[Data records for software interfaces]

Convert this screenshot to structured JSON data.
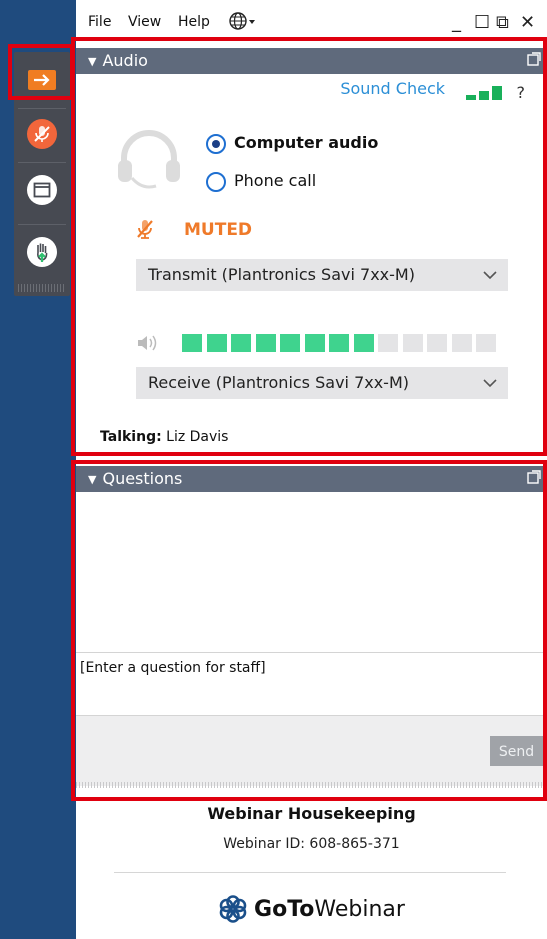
{
  "menu": {
    "file": "File",
    "view": "View",
    "help": "Help"
  },
  "window_controls": {
    "minimize": "_",
    "restore": "☐",
    "popout": "⧉",
    "close": "✕"
  },
  "rail": [
    {
      "name": "show-hide-panel",
      "icon": "arrow-right-icon",
      "color": "#f07d22"
    },
    {
      "name": "mute-toggle",
      "icon": "muted-mic-icon",
      "color": "#f2663b"
    },
    {
      "name": "screen-view",
      "icon": "window-icon",
      "color": "#ffffff"
    },
    {
      "name": "raise-hand",
      "icon": "raise-hand-icon",
      "color": "#ffffff"
    }
  ],
  "audio": {
    "header": "Audio",
    "sound_check": "Sound Check",
    "help": "?",
    "options": [
      {
        "label": "Computer audio",
        "selected": true
      },
      {
        "label": "Phone call",
        "selected": false
      }
    ],
    "status": "MUTED",
    "transmit": "Transmit (Plantronics Savi 7xx-M)",
    "receive": "Receive (Plantronics Savi 7xx-M)",
    "level": {
      "filled": 8,
      "total": 13
    },
    "talking_label": "Talking:",
    "talking_name": "Liz Davis"
  },
  "questions": {
    "header": "Questions",
    "input_placeholder": "[Enter a question for staff]",
    "send": "Send"
  },
  "footer": {
    "title": "Webinar Housekeeping",
    "webinar_id": "Webinar ID: 608-865-371",
    "brand_bold": "GoTo",
    "brand_light": "Webinar"
  },
  "colors": {
    "accent_orange": "#f07d22",
    "muted_orange": "#ef7a2a",
    "link_blue": "#2c8fd6",
    "level_green": "#3fd38e",
    "header_gray": "#5f6a7c",
    "highlight_red": "#e0000f"
  }
}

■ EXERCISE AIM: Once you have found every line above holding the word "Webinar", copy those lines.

■ FINISHED EXERCISE:
    "title": "Webinar Housekeeping",
    "webinar_id": "Webinar ID: 608-865-371",
    "brand_light": "Webinar"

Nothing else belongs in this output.